**THE TASK**
In the entries below, find the lines that contain the word "图书条形码" and copy them.

**SUPPLIED MATERIAL**
● ● ● ● ●

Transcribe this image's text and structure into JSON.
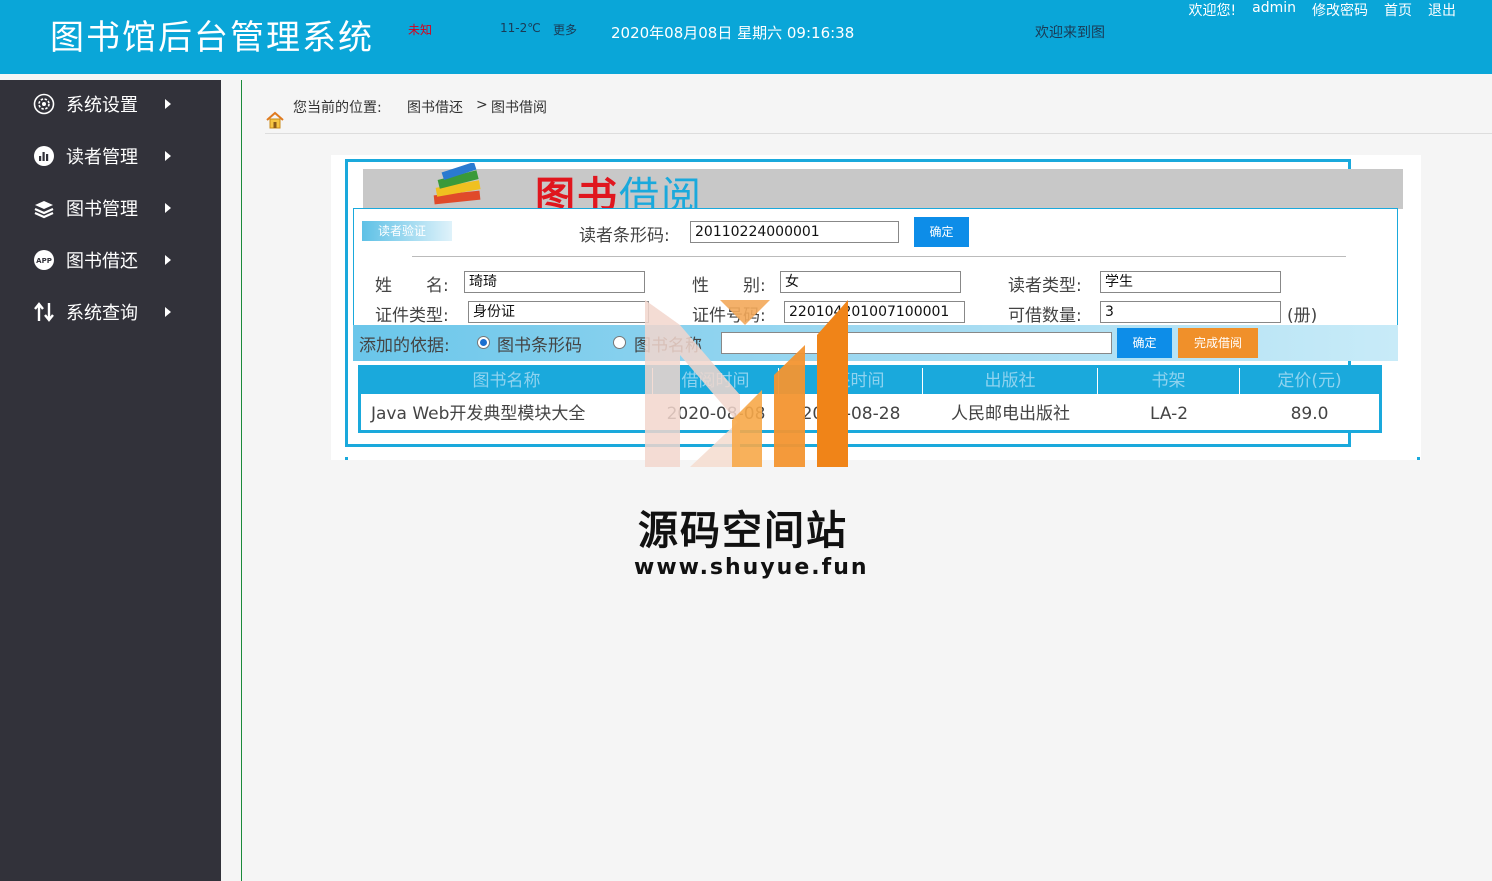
{
  "header": {
    "title": "图书馆后台管理系统",
    "weather_location": "未知",
    "weather_temp": "11-2℃",
    "weather_more": "更多",
    "datetime": "2020年08月08日 星期六 09:16:38",
    "marquee": "欢迎来到图",
    "greeting": "欢迎您!",
    "user": "admin",
    "change_password": "修改密码",
    "home": "首页",
    "logout": "退出"
  },
  "sidebar": {
    "items": [
      {
        "label": "系统设置",
        "icon": "gear-icon"
      },
      {
        "label": "读者管理",
        "icon": "chart-icon"
      },
      {
        "label": "图书管理",
        "icon": "stack-icon"
      },
      {
        "label": "图书借还",
        "icon": "app-icon"
      },
      {
        "label": "系统查询",
        "icon": "swap-icon"
      }
    ]
  },
  "breadcrumb": {
    "prefix": "您当前的位置:",
    "crumb1": "图书借还",
    "sep": ">",
    "crumb2": "图书借阅"
  },
  "banner": {
    "title_red": "图书",
    "title_blue": "借阅"
  },
  "form": {
    "verify_tag": "读者验证",
    "barcode_label": "读者条形码:",
    "barcode_value": "20110224000001",
    "confirm_label": "确定",
    "name_label": "姓　　名:",
    "name_value": "琦琦",
    "gender_label": "性　　别:",
    "gender_value": "女",
    "reader_type_label": "读者类型:",
    "reader_type_value": "学生",
    "id_type_label": "证件类型:",
    "id_type_value": "身份证",
    "id_number_label": "证件号码:",
    "id_number_value": "220104201007100001",
    "borrowable_label": "可借数量:",
    "borrowable_value": "3",
    "unit": "(册)"
  },
  "add_bar": {
    "label": "添加的依据:",
    "option_barcode": "图书条形码",
    "option_name": "图书名称",
    "selected": "图书条形码",
    "input_value": "",
    "confirm_label": "确定",
    "finish_label": "完成借阅"
  },
  "table": {
    "headers": [
      "图书名称",
      "借阅时间",
      "归还时间",
      "出版社",
      "书架",
      "定价(元)"
    ],
    "rows": [
      [
        "Java Web开发典型模块大全",
        "2020-08-08",
        "2020-08-28",
        "人民邮电出版社",
        "LA-2",
        "89.0"
      ]
    ]
  },
  "watermark": {
    "name": "源码空间站",
    "url": "www.shuyue.fun"
  },
  "colors": {
    "header_bg": "#0aa6d8",
    "sidebar_bg": "#32323a",
    "accent": "#1aa9dc",
    "button_blue": "#0d8de8",
    "button_orange": "#f0902a"
  }
}
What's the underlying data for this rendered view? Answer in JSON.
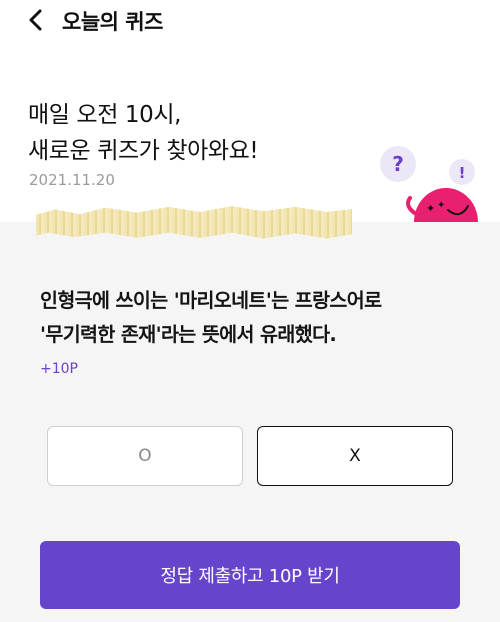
{
  "header": {
    "title": "오늘의 퀴즈",
    "back_icon": "chevron-left-icon"
  },
  "hero": {
    "line1": "매일 오전 10시,",
    "line2": "새로운 퀴즈가 찾아와요!",
    "date": "2021.11.20",
    "mascot_bubble_1": "?",
    "mascot_bubble_2": "!",
    "mascot_color": "#e8206f",
    "bubble_color": "#ece7f7"
  },
  "quiz": {
    "question_line1": "인형극에 쓰이는 '마리오네트'는 프랑스어로",
    "question_line2": "'무기력한 존재'라는 뜻에서 유래했다.",
    "points": "+10P",
    "option_o": "O",
    "option_x": "X",
    "selected": "X"
  },
  "submit": {
    "label": "정답 제출하고 10P 받기"
  },
  "colors": {
    "accent": "#6644cc",
    "points_text": "#6a40c8",
    "panel_bg": "#f5f5f5"
  }
}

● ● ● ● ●

**ANSWER BELOW**
    "option_barcode": "图书条形码",
    "selected": "图书条形码",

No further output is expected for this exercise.